The Environmental Protection Agency declined to study restricting the use of a pesticide believed to harm the monarch butterfly’s habitat.

The EPA told the Natural Resources Defense Council (NRDC) it rejected the green group’s petition regarding glyphosate, a pesticide marketed by Monsanto Co. as Roundup.


“The agency at this time has not determined that glyphosate causes unreasonable adverse effects to the monarch butterfly,” the EPA told the green group.

The NRDC and other green groups have long argued that Roundup is responsible for killing large swathes of milkweed, a plant that monarchs rely on for habitat and development.

While the agency recognized that the drop in milkweed is causing the butterfly’s population drop, it agreed instead to to undertake a study of other actions it could take toward protecting monarchs.

The NRDC slammed the EPA’s decision, saying it does not make sense.

“The EPA apparently plans to study the monarch migration to extinction,” Dr. Sylvia Fallon, an NRDC senior scientist, said in a statement.

“Everyone loves the monarchs, including the Obama White House,” she continued. “But love isn’t going to save monarchs from glyphosate.
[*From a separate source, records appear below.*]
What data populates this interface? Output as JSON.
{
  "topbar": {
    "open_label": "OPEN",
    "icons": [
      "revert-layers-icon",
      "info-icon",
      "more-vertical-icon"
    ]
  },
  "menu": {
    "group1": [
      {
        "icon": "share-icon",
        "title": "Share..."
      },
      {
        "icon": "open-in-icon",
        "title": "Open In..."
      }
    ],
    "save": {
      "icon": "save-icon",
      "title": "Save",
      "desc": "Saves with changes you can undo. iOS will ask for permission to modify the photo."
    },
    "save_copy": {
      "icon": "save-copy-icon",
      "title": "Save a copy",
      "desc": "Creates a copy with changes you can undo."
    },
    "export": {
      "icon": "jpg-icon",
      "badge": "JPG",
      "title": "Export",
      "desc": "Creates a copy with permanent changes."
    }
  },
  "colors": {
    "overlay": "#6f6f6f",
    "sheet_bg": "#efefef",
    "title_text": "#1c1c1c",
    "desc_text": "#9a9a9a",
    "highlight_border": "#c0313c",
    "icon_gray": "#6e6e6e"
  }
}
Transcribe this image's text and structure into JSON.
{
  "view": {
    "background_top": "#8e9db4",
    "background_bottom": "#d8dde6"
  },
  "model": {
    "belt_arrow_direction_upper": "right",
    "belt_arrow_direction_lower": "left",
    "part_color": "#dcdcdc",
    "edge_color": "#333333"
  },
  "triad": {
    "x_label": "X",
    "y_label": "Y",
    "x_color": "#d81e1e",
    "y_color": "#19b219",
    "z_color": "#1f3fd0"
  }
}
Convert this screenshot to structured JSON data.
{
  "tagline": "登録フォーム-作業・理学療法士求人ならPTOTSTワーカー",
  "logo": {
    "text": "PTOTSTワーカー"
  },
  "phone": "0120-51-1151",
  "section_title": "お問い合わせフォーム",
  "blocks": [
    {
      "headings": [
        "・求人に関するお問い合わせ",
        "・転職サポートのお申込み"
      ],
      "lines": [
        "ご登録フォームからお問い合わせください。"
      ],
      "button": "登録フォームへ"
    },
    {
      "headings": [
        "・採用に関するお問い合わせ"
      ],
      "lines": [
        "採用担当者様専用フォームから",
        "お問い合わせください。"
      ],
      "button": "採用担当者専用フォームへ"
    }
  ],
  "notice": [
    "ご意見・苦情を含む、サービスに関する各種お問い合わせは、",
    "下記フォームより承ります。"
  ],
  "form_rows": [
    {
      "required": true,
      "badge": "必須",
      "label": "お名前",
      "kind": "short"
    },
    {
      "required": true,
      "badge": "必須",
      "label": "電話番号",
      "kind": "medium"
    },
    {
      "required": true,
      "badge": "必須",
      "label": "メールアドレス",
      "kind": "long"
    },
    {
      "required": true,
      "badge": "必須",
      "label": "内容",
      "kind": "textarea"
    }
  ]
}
It’s inexcusable for the EPA to call for more time to show glyphosate’s harm while at the same time approving new glyphosate-based pesticides that kill the sole food source monarchs need to live.”

The EPA said that it is taking the problem seriously.

“While the EPA has denied NRDC’s petition, the EPA concludes that its ongoing efforts to protect bees, in conjunction now with this effort to protect the monarch butterfly, are in line with the objectives of the NRDC petition,” the agency said in the notice about its new butterfly project.

The agency announced in March that it would crack down on Roundup use by requiring Monsanto to formulate a plan to limit the development of weeds resistant to the product.

Elsewhere in the federal government, the Fish and Wildlife Service is currently studying whether the monarch deserves protections as an endangered or threatened species, which would likely include protections for its habitat.